    it’s funny Kelly…after I quit teaching, I became a fitness instructor and water therapy instructor until my body gave up on me. And yet people still try to tell me what I should and could do to help my “arthritis”. I keep as active as I can, some days are better than others, but I find people can be so rude without really meaning too! I was always the fitness buff…still am, but with a different goal…just to stay as mobile as I can! Again, it’s a lack of understand that most people have of the real RAD, and the fact that it’s not “just” arthritis. (not to say that’s not painful too).

    Reply
  • January 4, 2012 at 11:10 pm
    Permalink

    whoops understanding…it’s getting late!

    Reply
  • January 9, 2012 at 11:23 pm
    Permalink

    Hi Kelly…. My son found your website and sent it to me… I’m thrilled that he did. It sounds like you are doing tremendous things… I am so impressed and must thank you for all your efforts on behalf of all of us struggling with this miserable disease. Is there a way to chat online with others that have the disease? Like everyone else I get sick of people telling me what I should do …. No one gets it! Anyway, thank you for your website and all the information you provide.

    Reply
  • March 9, 2012 at 1:40 pm
    Permalink

    I am a RN on disability with RAD, OA, degeneritive arthritis, fibromyalgia, neuropathities, GERD, on coumadin for life (due to PE’s, mild COPD (from GERD), and some other issues, etc.
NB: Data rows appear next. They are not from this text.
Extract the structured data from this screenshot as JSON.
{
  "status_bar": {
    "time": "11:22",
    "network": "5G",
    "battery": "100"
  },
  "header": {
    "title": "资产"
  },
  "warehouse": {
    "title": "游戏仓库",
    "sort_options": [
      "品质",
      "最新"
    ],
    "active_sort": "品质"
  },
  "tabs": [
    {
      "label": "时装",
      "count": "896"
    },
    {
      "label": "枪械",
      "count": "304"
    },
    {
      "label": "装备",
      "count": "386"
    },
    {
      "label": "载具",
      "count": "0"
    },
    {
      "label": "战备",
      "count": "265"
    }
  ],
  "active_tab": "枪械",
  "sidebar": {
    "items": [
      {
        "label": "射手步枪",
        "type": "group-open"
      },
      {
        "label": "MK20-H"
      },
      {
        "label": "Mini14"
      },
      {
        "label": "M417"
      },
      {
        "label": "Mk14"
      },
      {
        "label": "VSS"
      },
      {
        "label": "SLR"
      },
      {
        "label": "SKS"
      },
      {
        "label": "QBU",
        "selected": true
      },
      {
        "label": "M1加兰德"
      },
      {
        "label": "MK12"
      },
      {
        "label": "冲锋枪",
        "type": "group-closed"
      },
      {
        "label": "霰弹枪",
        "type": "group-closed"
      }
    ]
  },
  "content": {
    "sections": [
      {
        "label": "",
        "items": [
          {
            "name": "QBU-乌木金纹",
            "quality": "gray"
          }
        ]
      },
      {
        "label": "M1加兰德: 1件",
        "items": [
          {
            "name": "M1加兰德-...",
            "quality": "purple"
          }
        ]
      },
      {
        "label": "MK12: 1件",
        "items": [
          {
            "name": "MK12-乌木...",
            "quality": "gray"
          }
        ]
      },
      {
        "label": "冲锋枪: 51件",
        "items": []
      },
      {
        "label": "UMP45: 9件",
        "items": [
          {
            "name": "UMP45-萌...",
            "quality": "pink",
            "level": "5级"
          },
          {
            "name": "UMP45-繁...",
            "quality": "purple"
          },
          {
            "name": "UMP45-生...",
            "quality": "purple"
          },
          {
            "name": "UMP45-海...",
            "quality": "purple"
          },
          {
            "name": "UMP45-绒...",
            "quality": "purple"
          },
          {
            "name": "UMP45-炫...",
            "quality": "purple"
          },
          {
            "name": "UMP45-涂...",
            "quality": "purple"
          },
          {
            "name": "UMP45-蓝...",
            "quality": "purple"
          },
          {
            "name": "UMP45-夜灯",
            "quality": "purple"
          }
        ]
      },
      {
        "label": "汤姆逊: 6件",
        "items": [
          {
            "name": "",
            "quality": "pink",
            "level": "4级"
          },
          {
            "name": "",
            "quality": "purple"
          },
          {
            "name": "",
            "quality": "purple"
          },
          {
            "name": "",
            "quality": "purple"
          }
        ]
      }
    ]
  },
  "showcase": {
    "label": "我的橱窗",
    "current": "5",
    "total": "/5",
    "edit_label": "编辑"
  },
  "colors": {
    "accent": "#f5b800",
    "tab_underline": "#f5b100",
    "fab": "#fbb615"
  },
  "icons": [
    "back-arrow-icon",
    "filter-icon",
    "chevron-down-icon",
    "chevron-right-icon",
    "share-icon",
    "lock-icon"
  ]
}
I am very impressed with your site! What you have accomplished in one year is amazing! When I went to my current rheummy in 2003, she decided I didn’t have RAD and took me off all my current meds. Within two months my feet had changed so much that I couldn’t wear shoes and needed corrective surgery on both feet. I now have rods, braces, plates, and screws in both feet and most toes. My last medication was Simponi, MTX, Arava, Oxycontin, and Prednisone. Currently I am on Arava, Prednisone every other day, Savella, and a patch for pain )plus other meds from other docs). I still have pain but it is managable. I walk and am starting an arthritis swim class. I would also like to do yoga. For years, many people told me my symtpons were “in my head.” As a RN I knew it wasn’t true, but it was so hard to hear! @ times, it would take a while to build up my confidence again!
    Back to your site! It is very professional, well written, concise, easy to read, easy to navigate, and tells people how to get involved! Your process is excellent and again I am very impressed! I am going to make a donation (although it can not be as much as I would like as my DH is just back to work after 6 months of very light work – he is self employed), watch the video, subscribe to the RPF blog, read the recommended reading, then do some praying about what else I would like to do.

    Reply
    • March 9, 2012 at 1:46 pm
      Permalink

      It is great to hear from you Amy. Good luck with your treatment & the swimming.

      Reply
  • March 9, 2012 at 1:49 pm
    Permalink

    I get that look too, especially because I am a RN! “Why aren’t you working?” My aunt’s_____(fill in the blanks) hands (or whatever) looked a lot worse and she worked! And I had one friend who said that unless I promised her I wouldn’t cancel our plans that day if I didn’t feel good, she would drop me as a friend. We ended up breaking our friendship over something else, but that’s the kind of ignorance I face a lot! When people see RA, they think it’s like OA! only maybe a “little” worse, maybe. One friend told me Noni juice would “cure” me. So I get what everyone is saying!

    Reply
“imaware™
    Advertisement
Would You Like Free Email Updates?
Stay in touch with RA Warrior.
We respect your privacy. Your email address will never be shared.